“Then Jesus began to denounce the towns in which most of his miracles had been performed, because they did not repent. . . . ‘And you, Capernaum, will you be lifted to the heavens? No, you will go down to Hades. For if the miracles that were performed in you had been performed in Sodom, it would have remained to this day. But I tell you that it will be more bearable for Sodom on the day of judgment than for you.’”
– Matthew 11:20, 23-24.
CAPERNAUM is a sobering, moving drama from Lebanon about the hardship of parental neglect and loss in the life of a 12-year-old poverty-stricken boy named Zain. His parents make and sell drugs to make ends meet and let his younger sister marry an adult man when the sister undergoes puberty. After running away from home to pursue a better life, Zain meets an illegal Ethiopian immigrant named Rahil who’s caring for her toddler son. Following a series of complicated events, Zain gets arrested and decides to sue his parents for neglect.

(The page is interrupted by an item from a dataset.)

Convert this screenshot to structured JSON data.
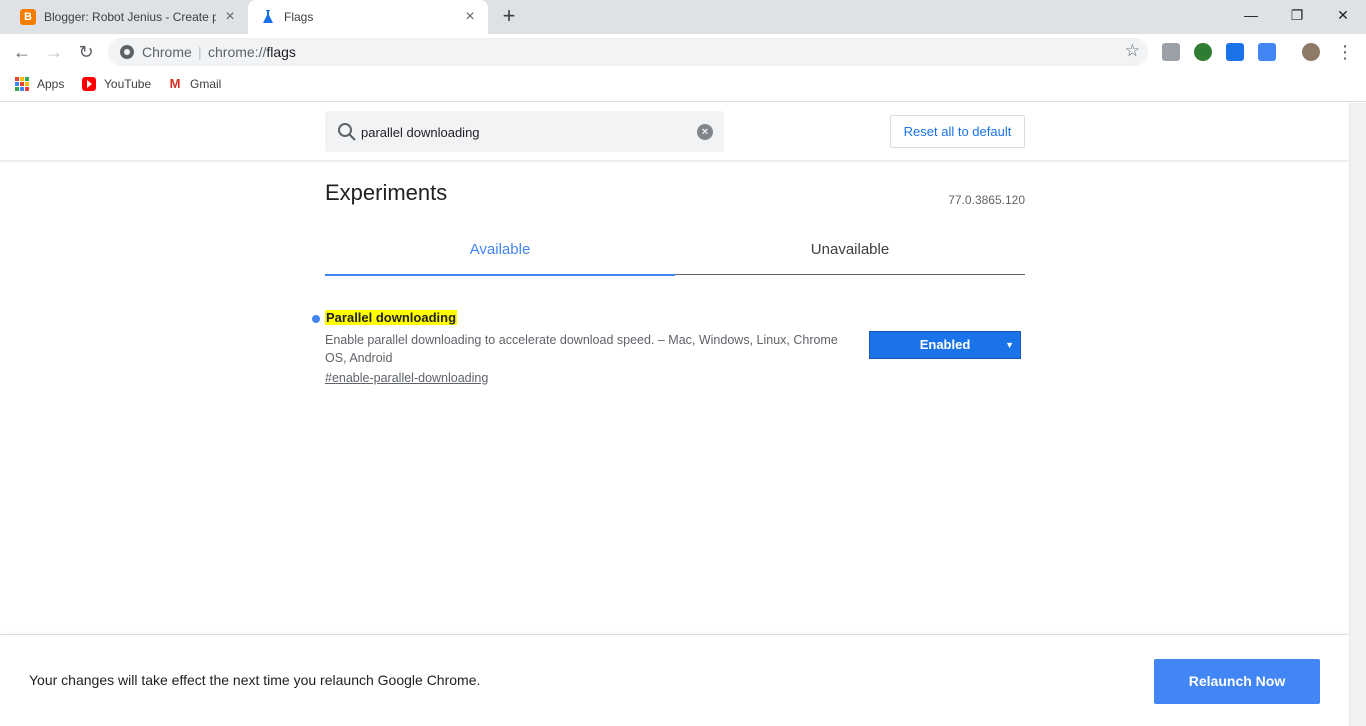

CAPERNAUM features flawless performances as well as an ethereal musical score that flows seamlessly with the on-screen action. Too many flashbacks interrupt the story’s narrative flow too much, but the story is still engrossing and moving. CAPERNAUM features some Christian, biblical elements and a happy ending. However, CAPERNAUM contains heavy foul language, brief nudity and other immoral behavior requiring extreme caution, including dysfunctional family relationships and selling drugs. The movie’s title is a reference to Jesus condemning the city of Capernaum in Matthew 11. MOVIEGUIDE® advises extreme caution for CAPERNAUM.